But it was the side effects that hurt us the most. That required more attention than anything else. I tried my best to be a selfless husband to her then as well. At one point I was trying to help her down some awful liquid she had to drink for a barium test and she hissed at me and said, “Fuck you!” I deserved that.
That first year of her cancer my mother passed away from a combination of cancer and stroke as well. That meant I took over as caregiver for my father as well. That was my other duty all the way through 2015, just over ten years after my mother had died. His needs were many and he could be a demanding patient at times. Fortunately with the help of caregivers he lived a mostly fruitful life all the way through his passing.
These days with the duties of caregiving behind me, I look back and wonder if life would have turned out any differently if all that had not happened. But honestly, I view much of those experiences as a benefit to my soul. I learned better patience, for one thing. And I learned to be less selfish about a ton of things.
But I’ll not say that all that caregiving did not have an emotional price. I’ve coped with the grief in a pretty healthy way. Going on long runs and rides to think it all through always helped. Yet there are moments when I feel the fatigue of caregiving (all those years) catch up with me. And I can’t help wonder what life might have been like without it.
Thinking back to all that supposed freedom in my early 20s doesn’t really help. The severance check they gave me ran out by autumn and I was living hand-to-mouth most of the next year, my big year in running. That’s actually a familiar story to many of us from back in those days. We were willing to sacrifice almost anything to run a little faster or a little longer. Running was an obsession.

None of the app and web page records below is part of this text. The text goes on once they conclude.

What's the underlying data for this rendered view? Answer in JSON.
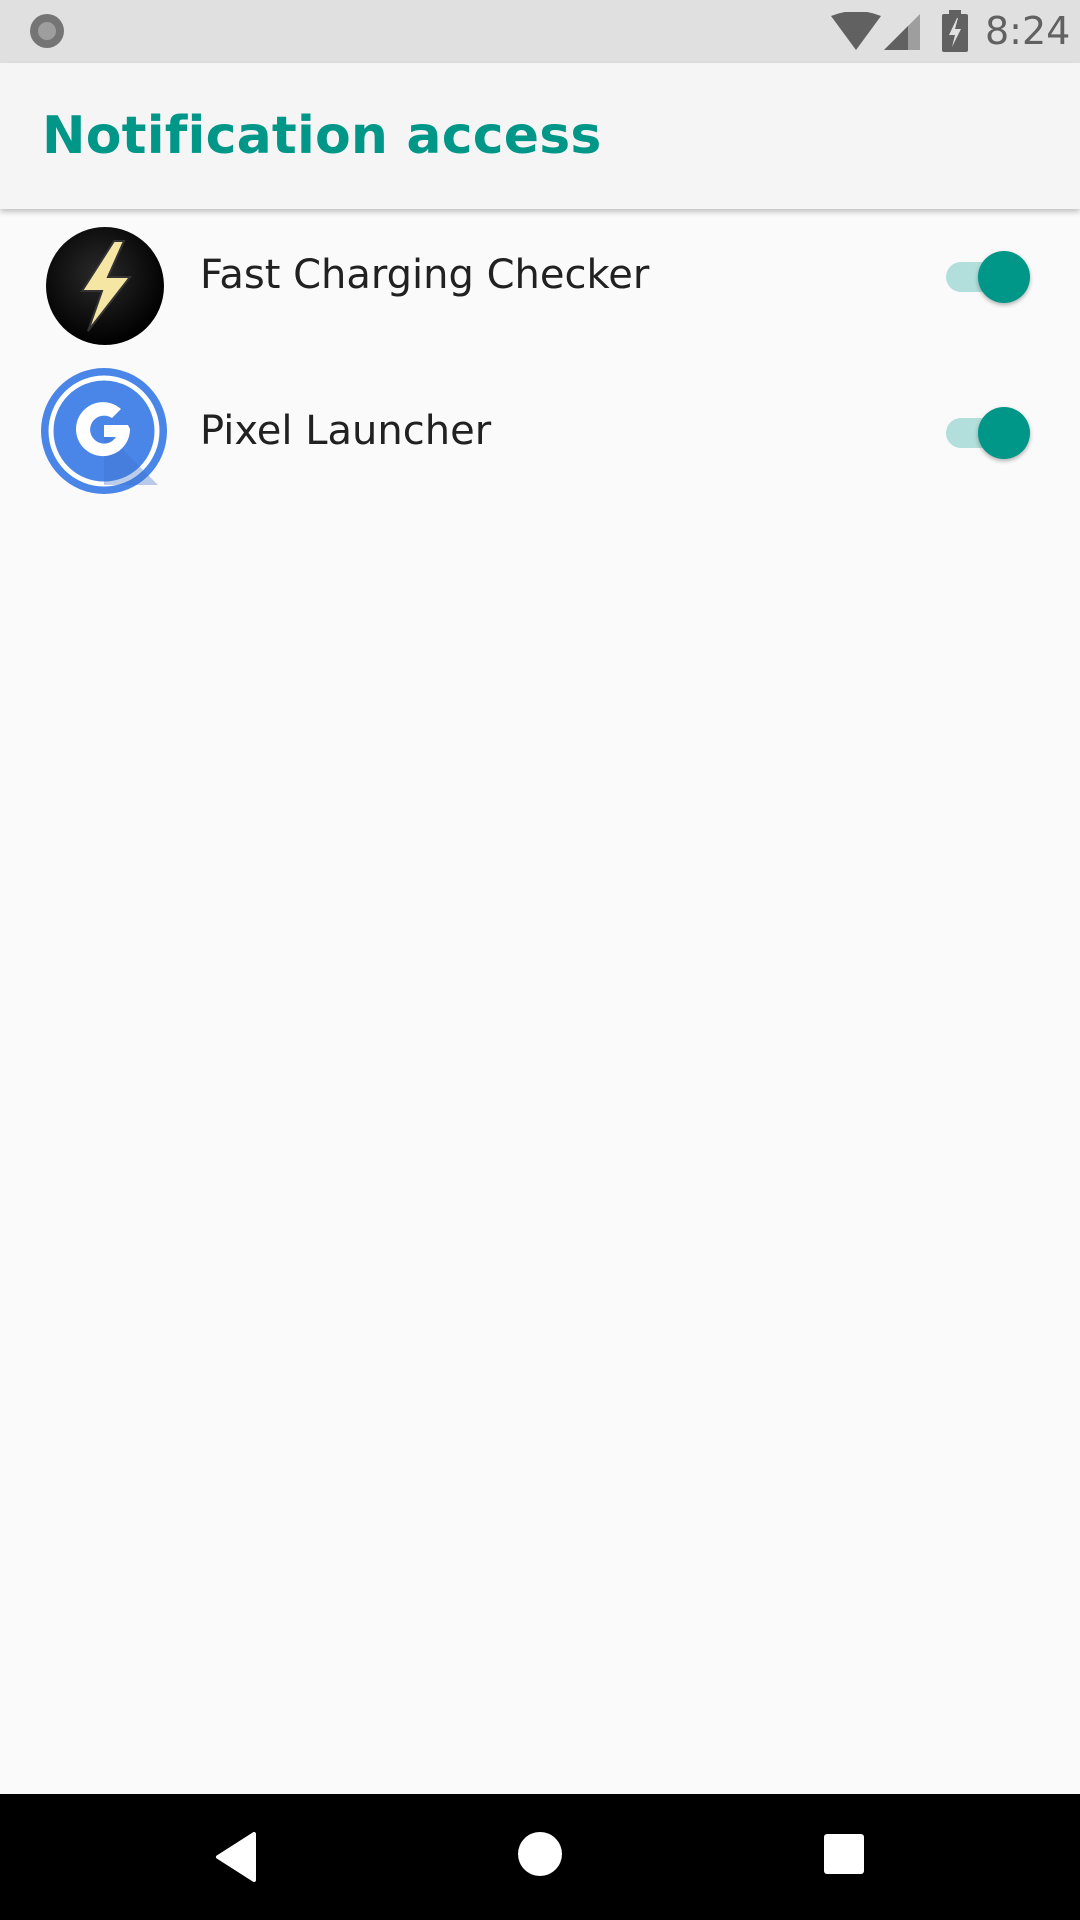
{
  "status_bar": {
    "time": "8:24",
    "icons": [
      "notification-dot-icon",
      "wifi-icon",
      "cell-signal-icon",
      "battery-charging-icon"
    ]
  },
  "app_bar": {
    "title": "Notification access",
    "title_color": "#009688"
  },
  "apps": [
    {
      "name": "Fast Charging Checker",
      "icon": "lightning-bolt-icon",
      "enabled": true
    },
    {
      "name": "Pixel Launcher",
      "icon": "google-g-icon",
      "enabled": true
    }
  ],
  "navigation": {
    "buttons": [
      "back-icon",
      "home-icon",
      "recents-icon"
    ]
  },
  "colors": {
    "accent": "#009688",
    "toggle_track": "#b2dfdb",
    "background": "#fafafa",
    "status_bar": "#e0e0e0"
  }
}
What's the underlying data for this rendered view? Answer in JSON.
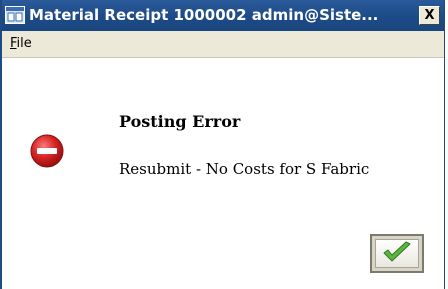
{
  "window": {
    "title": "Material Receipt  1000002  admin@Siste...",
    "close_symbol": "X"
  },
  "menu": {
    "file_mnemonic": "F",
    "file_rest": "ile"
  },
  "dialog": {
    "title": "Posting Error",
    "message": "Resubmit - No Costs for S Fabric",
    "icon": "error-stop-icon",
    "ok_icon": "checkmark-icon"
  },
  "colors": {
    "titlebar": "#1d4b87",
    "error_red": "#cc1f1f",
    "check_green": "#4fa83a"
  }
}
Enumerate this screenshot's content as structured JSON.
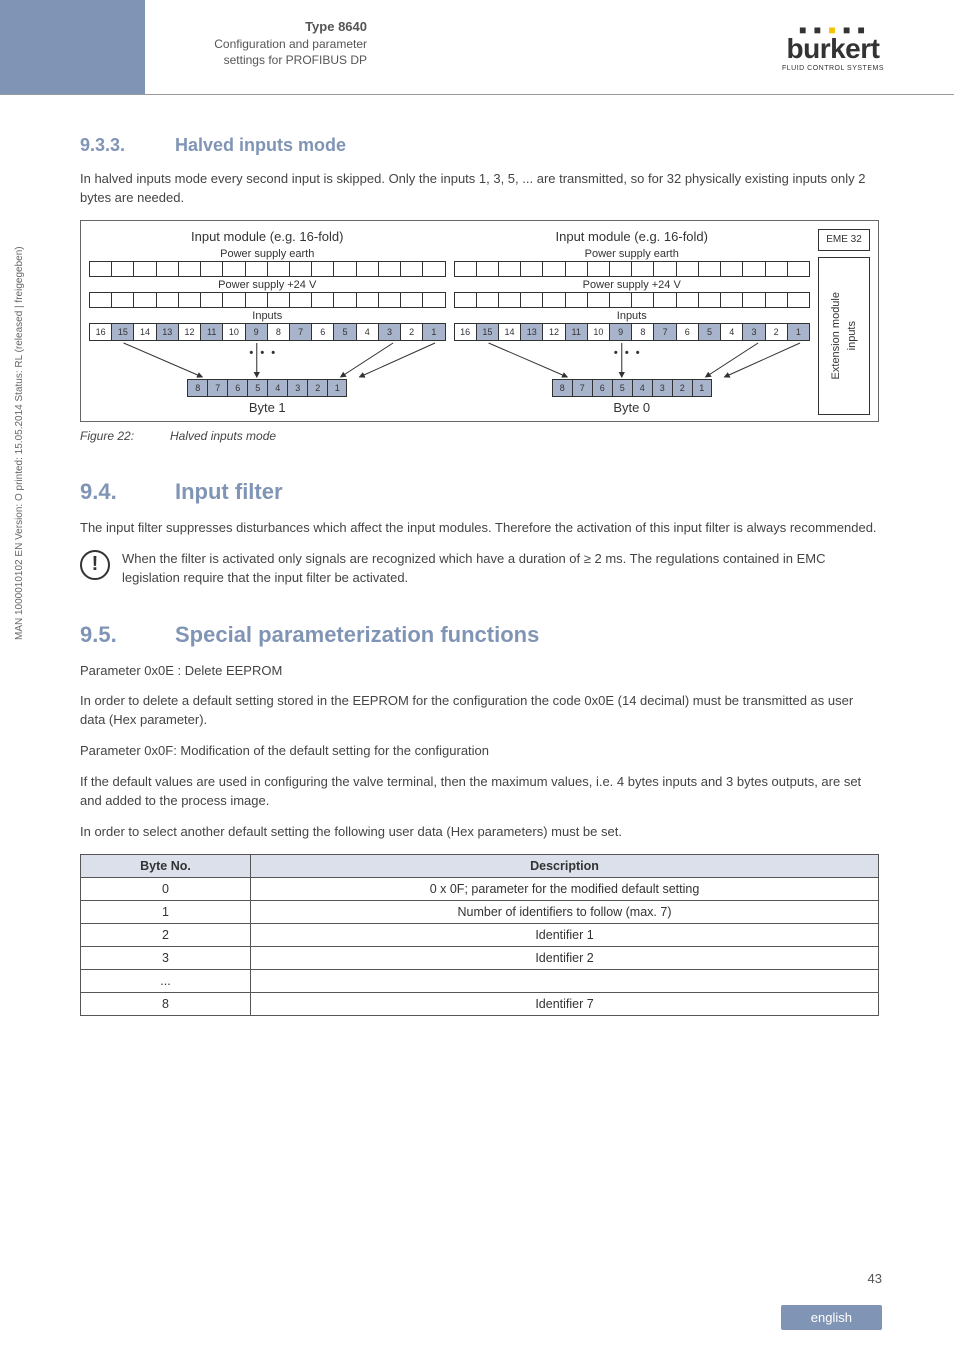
{
  "header": {
    "type_label": "Type 8640",
    "subtitle_l1": "Configuration and parameter",
    "subtitle_l2": "settings for PROFIBUS DP",
    "logo_name": "burkert",
    "logo_tag": "FLUID CONTROL SYSTEMS"
  },
  "s933": {
    "num": "9.3.3.",
    "title": "Halved inputs mode",
    "para": "In halved inputs mode every second input is skipped. Only the inputs 1, 3, 5, ... are transmitted, so for 32 physically existing inputs only 2 bytes are needed."
  },
  "diagram": {
    "mod_title": "Input module (e.g. 16-fold)",
    "row1": "Power supply earth",
    "row2": "Power supply +24 V",
    "row3": "Inputs",
    "inputs": [
      "16",
      "15",
      "14",
      "13",
      "12",
      "11",
      "10",
      "9",
      "8",
      "7",
      "6",
      "5",
      "4",
      "3",
      "2",
      "1"
    ],
    "dots": "• • •",
    "byte_cells": [
      "8",
      "7",
      "6",
      "5",
      "4",
      "3",
      "2",
      "1"
    ],
    "byte1": "Byte 1",
    "byte0": "Byte 0",
    "eme": "EME 32",
    "ext1": "Extension module",
    "ext2": "inputs"
  },
  "fig": {
    "num": "Figure 22:",
    "cap": "Halved inputs mode"
  },
  "s94": {
    "num": "9.4.",
    "title": "Input filter",
    "para": "The input filter suppresses disturbances which affect the input modules. Therefore the activation of this input filter is always recommended.",
    "note": "When the filter is activated only signals are recognized which have a duration of ≥ 2 ms. The regulations contained in EMC legislation require that the input filter be activated."
  },
  "s95": {
    "num": "9.5.",
    "title": "Special parameterization functions",
    "p1": "Parameter 0x0E : Delete EEPROM",
    "p2": "In order to delete a default setting stored in the EEPROM for the configuration the code 0x0E (14 decimal) must be transmitted as user data (Hex parameter).",
    "p3": "Parameter 0x0F: Modification of the default setting for the configuration",
    "p4": "If the default values are used in configuring the valve terminal, then the maximum values, i.e. 4 bytes inputs and 3 bytes outputs, are set and added to the process image.",
    "p5": "In order to select another default setting the following user data (Hex parameters) must be set."
  },
  "table": {
    "h1": "Byte No.",
    "h2": "Description",
    "rows": [
      {
        "b": "0",
        "d": "0 x 0F; parameter for the modified default setting"
      },
      {
        "b": "1",
        "d": "Number of identifiers to follow (max. 7)"
      },
      {
        "b": "2",
        "d": "Identifier 1"
      },
      {
        "b": "3",
        "d": "Identifier 2"
      },
      {
        "b": "...",
        "d": ""
      },
      {
        "b": "8",
        "d": "Identifier 7"
      }
    ]
  },
  "side_text": "MAN 1000010102 EN Version: O  printed: 15.05.2014 Status: RL (released | freigegeben)",
  "page_num": "43",
  "footer": "english"
}
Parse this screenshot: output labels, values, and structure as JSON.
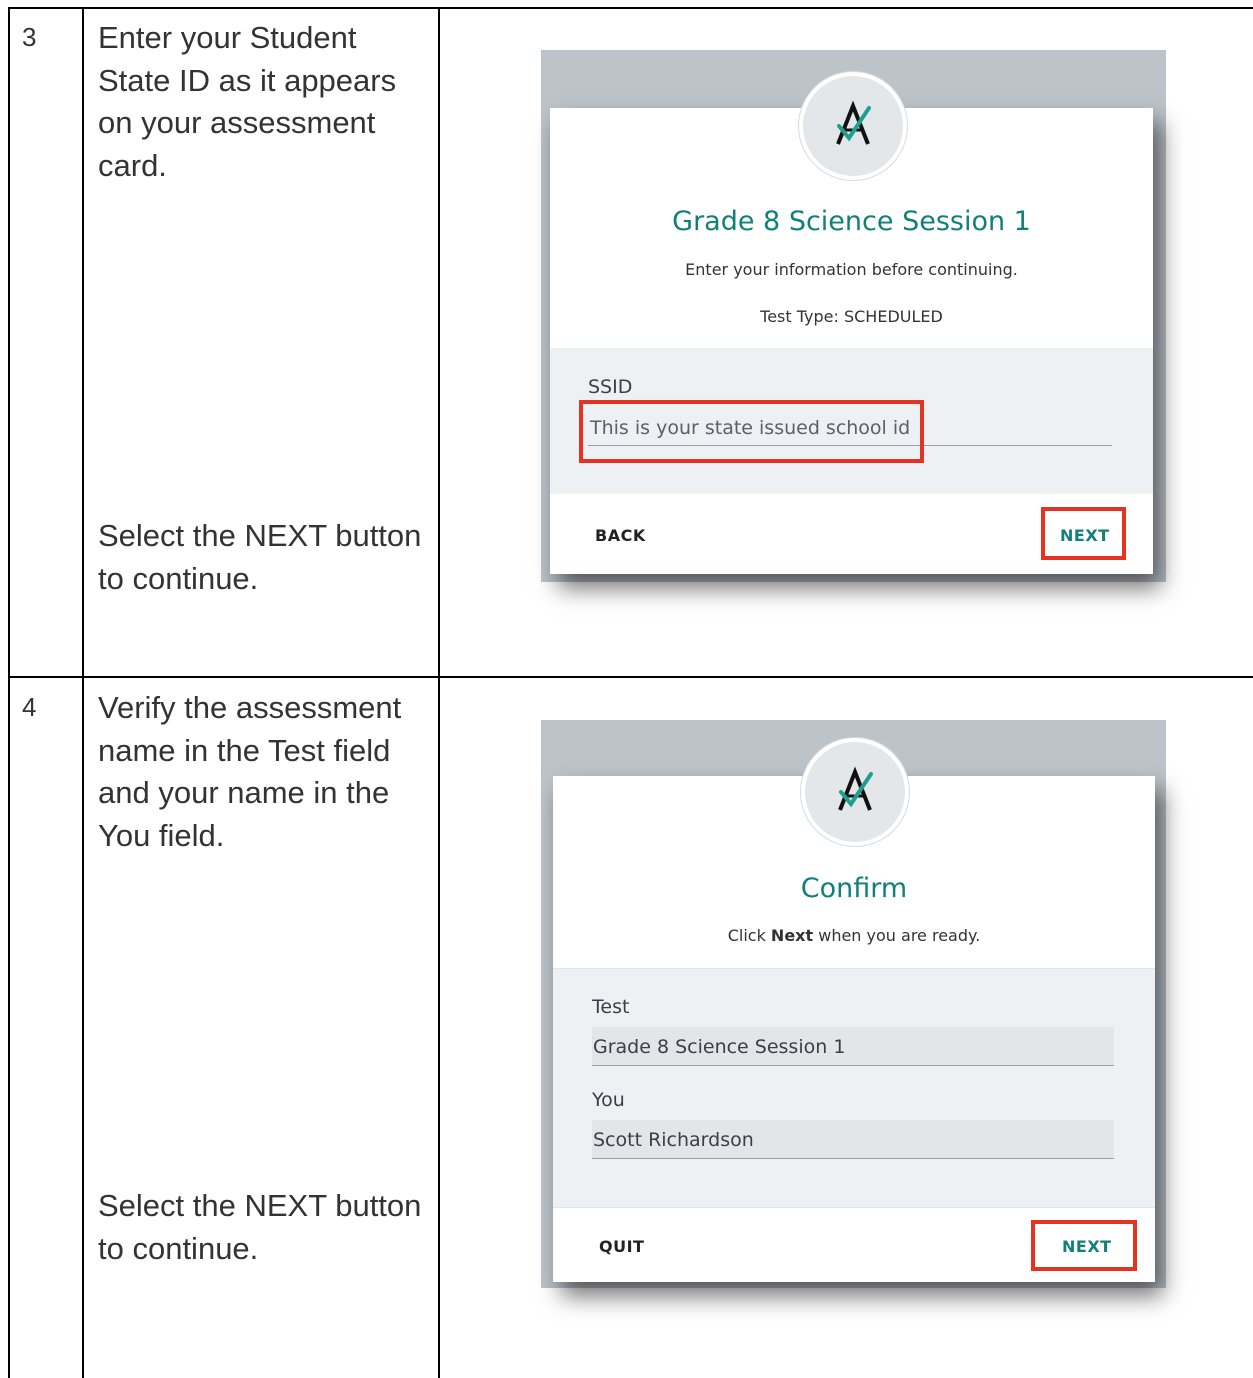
{
  "steps": [
    {
      "number": "3",
      "instruction": "Enter your Student State ID as it appears on your assessment card.",
      "followup": "Select the NEXT button to continue.",
      "screen": {
        "title": "Grade 8 Science Session 1",
        "subtitle": "Enter your information before continuing.",
        "test_type": "Test Type: SCHEDULED",
        "field_label": "SSID",
        "field_placeholder": "This is your state issued school id",
        "back_label": "BACK",
        "next_label": "NEXT"
      }
    },
    {
      "number": "4",
      "instruction": "Verify the assessment name in the Test field and your name in the You field.",
      "followup": "Select the NEXT button to continue.",
      "screen": {
        "title": "Confirm",
        "subtitle_prefix": "Click ",
        "subtitle_bold": "Next",
        "subtitle_suffix": " when you are ready.",
        "test_label": "Test",
        "test_value": "Grade 8 Science Session 1",
        "you_label": "You",
        "you_value": "Scott Richardson",
        "quit_label": "QUIT",
        "next_label": "NEXT"
      }
    }
  ],
  "colors": {
    "accent": "#12807a",
    "highlight": "#e53323",
    "panel_bg": "#bcc3c9"
  },
  "icons": [
    "assessment-logo-icon"
  ]
}
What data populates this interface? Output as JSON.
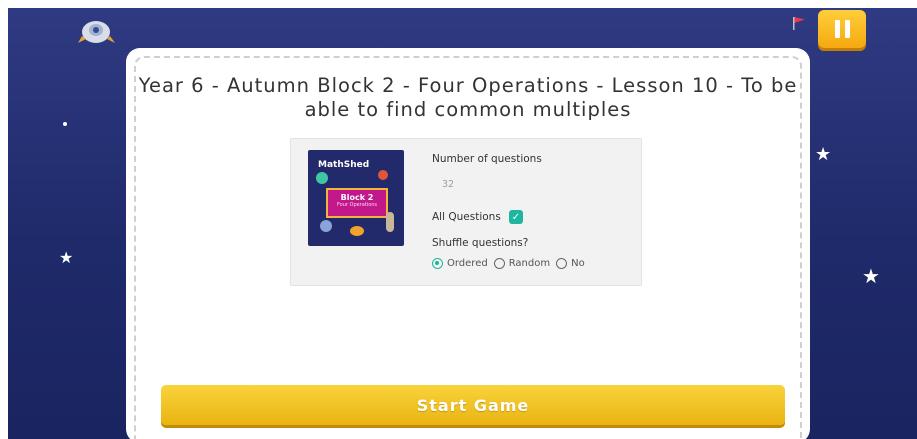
{
  "game": {
    "title": "Year 6 - Autumn Block 2 - Four Operations - Lesson 10 - To be able to find common multiples"
  },
  "thumbnail": {
    "brand": "MathShed",
    "plate_title": "Block 2",
    "plate_subtitle": "Four Operations"
  },
  "settings": {
    "num_questions_label": "Number of questions",
    "num_questions_value": "32",
    "all_questions_label": "All Questions",
    "all_questions_checked": true,
    "shuffle_label": "Shuffle questions?",
    "shuffle_options": [
      {
        "label": "Ordered",
        "selected": true
      },
      {
        "label": "Random",
        "selected": false
      },
      {
        "label": "No",
        "selected": false
      }
    ]
  },
  "start_button": {
    "label": "Start Game"
  },
  "icons": {
    "top_left": "rocket-icon",
    "flag": "flag-icon",
    "pause": "pause-icon",
    "checkbox": "check-icon"
  },
  "colors": {
    "background": "#2f3a82",
    "accent_yellow": "#f5c21b",
    "teal": "#1fb6a0",
    "flag_red": "#e23a4e"
  }
}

I once said to my mother while she was alive that I felt a little regret at being so self-indulgent during those years. Without hesitation she said, “I don’t think so. You burned brightly.” She’d seen me win races with that fiery look on my face and the early signs of balding creeping back my forehead. She knew that you have to take some selfish chances in life when the time is right. The drive to be so obsessed is no longer there.
The writer John Irving was one of my favorite reads back in those days. One of the lead characters in his book Hotel New Hampshire said, “You’ve got to get obsessed and stay obsessed.” He was talking about wrestling, in that context. But we all knew it was a statement about life as well.
It’s hard not to feel a little selfish about my time going forward. I’m sixty-two years old and trying to save my ass off to plan for retirement, but life is rocky sometimes and the ups and downs can trip you up. That said, I’m writing books because there are things I want to say, and I believe the world needs to hear them. Perhaps that is a selfish thing to assume, but that is the core mission of every writer and artist on this earth. Produce or die. Say what you have to say. Show your goddamned cards or shut the fuck up. No one ever said life as an artist or writer is easy. But it’s much harder for those of us with these penchants to not do anything at all. That is anathema.
Power to the pup
It’s even hard for me some days to not be resentful in my new duties as a dog owner. So much of the scheduled routine reminds me of all those caregiving years. Waking up every morning (and sometimes at night) to think, “What do they need today?” has been part of my psyche so long that it feels like a native anxiety. So part of me rebels at the thought of new obligations. I want to feel selfish and not feel guilty about it.
But that’s not really me. It never really has been. Not since I retired from competitive racing anyway. My selfish brain still has selfish thoughts, but then I see the light in the eyes of those I love and that all melts away. After all, it’s time to face another day. I always try to do it the right way. By putting others first.